SAN ANTONIO — A week into Dallas Cowboys training camp, Dez Bryant is everywhere.
Catching deep passes. Returning punts. Taking passes and punts into the end zone with his arms up, drawing loud ovations from thousands of adoring fans, many wearing his No. 88.
Now he’s talking to Miles Austin, getting pointers on technique. He’s giving Austin pointers on strutting in the end zone. He surprises himself by helping rookies understand what to do on certain routes.
When practice ends, Bryant remains the center of attention, either in a cluster of reporters or working his way along the side of the field signing autographs and posing for pictures.
After a bizarre year on and off the field — make that, several such years — Bryant couldn’t be more comfortable. The injury that cut short his rookie season has healed, the Cowboys have carved a spot for him in the starting lineup and, best of all, he’s controversy-free.
He’s also working hard to keep it that way.
In recent days, he’s talked about his fondness for shoes without saying how many he has or how much they cost. Asked whether kids in East Texas, where he grew up, should be allowed to wear sagging pants in public, he opted to stay out of that debate. And, even though he’s now classified as a veteran, he won’t even consider taking part in hazing rookies; he won’t expect anyone to carry hi s pads.
“All I know is I’m here in San Antonio, focused on football,” Bryant said. “It’s all about that star.”
Bryant is a phenomenal talent who’s been mostly a tease because something always gets in the way, often of his own doing.
He’s made headlines for his mother’s former line of employment, for not carrying an older teammate’s shoulder pads, for picking up a dinner tab that cost more than many Americans make in a year, for wearing sagging pants at an upscale mall and for failing to pay the bills on excessive jewelry purchases. And that’s just the last 15 months. His football sins have included being routinely l ate to meetings and, admittedly, not knowing his playbook as well as he should.

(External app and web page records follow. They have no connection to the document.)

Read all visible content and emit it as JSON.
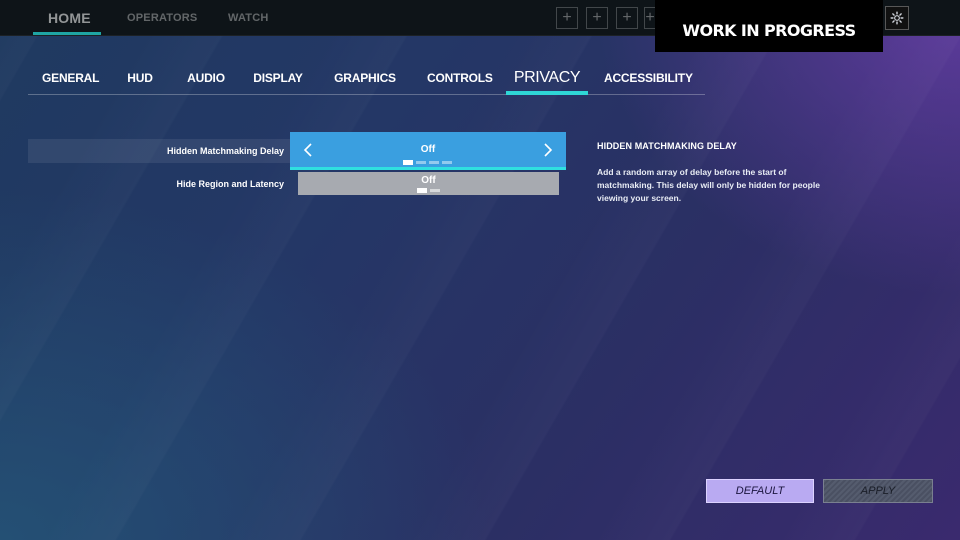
{
  "top_nav": {
    "items": [
      {
        "label": "HOME"
      },
      {
        "label": "OPERATORS"
      },
      {
        "label": "WATCH"
      }
    ],
    "slot_symbol": "+",
    "banner": "WORK IN PROGRESS",
    "gear_icon": "gear-icon"
  },
  "tabs": [
    {
      "label": "GENERAL"
    },
    {
      "label": "HUD"
    },
    {
      "label": "AUDIO"
    },
    {
      "label": "DISPLAY"
    },
    {
      "label": "GRAPHICS"
    },
    {
      "label": "CONTROLS"
    },
    {
      "label": "PRIVACY"
    },
    {
      "label": "ACCESSIBILITY"
    }
  ],
  "active_tab": "PRIVACY",
  "settings": [
    {
      "label": "Hidden Matchmaking Delay",
      "value": "Off",
      "options_count": 4,
      "selected_index": 0
    },
    {
      "label": "Hide Region and Latency",
      "value": "Off",
      "options_count": 2,
      "selected_index": 0
    }
  ],
  "description": {
    "title": "HIDDEN MATCHMAKING DELAY",
    "body": "Add a random array of delay before the start of matchmaking. This delay will only be hidden for people viewing your screen."
  },
  "buttons": {
    "default_label": "DEFAULT",
    "apply_label": "APPLY"
  },
  "colors": {
    "accent_teal": "#2fd6d6",
    "selector_blue": "#3a9fe0",
    "default_button": "#b9aaf2"
  }
}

Bryant is trying to bring the focus back to what he can do once a football gets into his hands. Teammates, coaches and fans are certainly rooting for him.
“I’ve got to make sure everything is right on point,” Bryant said. “I’ve got Miles Austin and some of the other older guys helping me because I know they’re counting on me. … … I don’t want to let nobody down. Not coach Garrett, not anybody in the whole organization. I want to make sure by the time preseason comes, I know what to do.”

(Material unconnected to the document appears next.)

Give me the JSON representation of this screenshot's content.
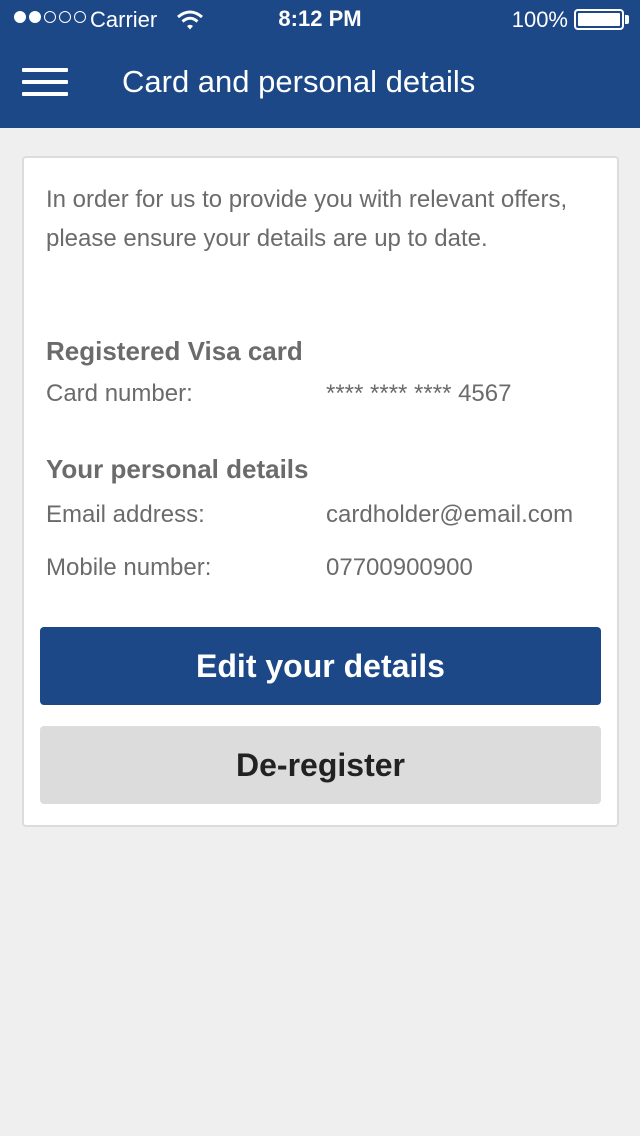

In 12 games last season, Bryant caught 45 passes for 561 yards and six touchdowns. He scored twice more on punt returns, in only 12 attempts, and averaged a team-best 24.4 yards per kickoff return.
It’s even more impressive considering he hardly played his last year of college because of an NCAA suspension (for lying about a dinner with Deion Sanders) and because an injury wiped out his entire preseason. His season ended in early December when he broke an ankle on a kickoff return.
He continued his recovery during the lockout, and continued building his troubled reputation. During the one-day reprieve from the labor woes, when players were allowed at team headquarters, Cowboys owner Jerry Jones was looking forward to chatting with Bryant, but he didn’t show up.
Bryant eventually sat down with team leaders, which may have been a turning point. By all accounts, he’s cleaning up the issues in his personnel life and he’s embracing his role as a key member of the offense. He became an unquestioned starter last week, when Dallas released Roy Williams.
“I feel like I matured as a man,” Bryant said. “Everything is behind me. If it’s not taken care of, it’s going to get taken care of. I’m here, I’m focused on football … being on time and being accountable and making sure that your coaches and teammates can trust in you. That’s the challenge I’m putting on myself.”
Bryant’s knowledge of the offense can be hit-or-miss.
During team drills Sunday, he took off up the field when Tony Romo expected him to recognize a blitz and break off his route short and toward the sideline. A wayward, sideways pass made Bryant’s mistake obvious.
On Monday, however, Romo signaled a route change and Bryant picked it up, leading to a long touchdown. Bryant took care of his quarterback by chasing down linebacker DeMarcus Ware after an interception and popping the ball free.
“He’s a guy who we believe could continue to grow and grow as a player,” coach Jason Garrett said. “He plays with great passion, emotion and enthusiasm. Anybody who watches him play can see that. We as coaches love that. We believe that teammates love that. That’s what we want in our football players. So when you go about it the way he has and you are as talented as he is, now he gets more of an opportunity, there is no reason for us to think he can’t continue to get better.”
Garrett acknowledges that Bryant “has a long way to go in terms of understanding our system and a long way technically,” but is quick to add that everyone can improve in those areas.
“Hopefully,” Garrett said, “the results will speak for themselves.”